In the middle of California’s most catastrophic drought on record, a freak tropical rain storm caused deadly floods and destructive mudslides in the Southern California San Gabriel Mountains this past Sunday. The National Weather Service is calling it the kind of weather event seen only once about every 500 years.
Starting mid-afternoon, the storm dropped nearly 4 inches of rain onto Mt. Baldy in a single hour, triggering mudslides and floods that killed one motorist and severely damaged more than 30 homes.
The deluge also cut off the small town of Forest Falls after a ten-foot mudslide buried the town’s sole road connecting it to the outside world. San Bernardino County firefighters are still assessing the damage but noted that about 100 buildings had sustained damage. Two other communities, Mt. Baldy and Highland also had home damage.
The death toll was one person and two dogs. Forecasters said that at times the rain was likely so thick, drivers would have been unable to see far in front of them.

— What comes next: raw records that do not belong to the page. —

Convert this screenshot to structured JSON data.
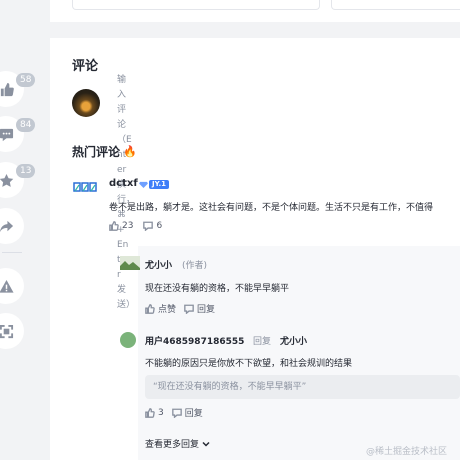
{
  "rail": {
    "like_count": "58",
    "comment_count": "84",
    "collect_count": "13"
  },
  "comments": {
    "title": "评论",
    "input_placeholder": "输入评论（Enter换行，⌘ + Enter发送）",
    "hot_title": "热门评论",
    "main": {
      "author": "dctxf",
      "level": "JY.1",
      "text": "卷不是出路，躺才是。这社会有问题，不是个体问题。生活不只是有工作，不值得",
      "like_count": "23",
      "reply_count": "6"
    },
    "replies": [
      {
        "author": "尤小小",
        "author_tag": "(作者)",
        "text": "现在还没有躺的资格，不能早早躺平",
        "like_label": "点赞",
        "reply_label": "回复"
      },
      {
        "author": "用户4685987186555",
        "reply_label_inline": "回复",
        "reply_to": "尤小小",
        "text": "不能躺的原因只是你放不下欲望，和社会规训的结果",
        "quote": "“现在还没有躺的资格，不能早早躺平”",
        "like_count": "3",
        "reply_label": "回复"
      }
    ],
    "more_label": "查看更多回复"
  },
  "watermark": "@稀土掘金技术社区",
  "colors": {
    "accent": "#3f7ef8",
    "fire": "#f53f3f",
    "muted": "#8a919f"
  }
}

Now put this new word in your vocabulary today – Orographic. The storm was caused by orographic flow. This is when moisture-saturated air is pushed up by a mountain’s natural topography and is squeezed like a sponge. A wave of tropical air blown north from Central America gave the storm and extra punch of moisture.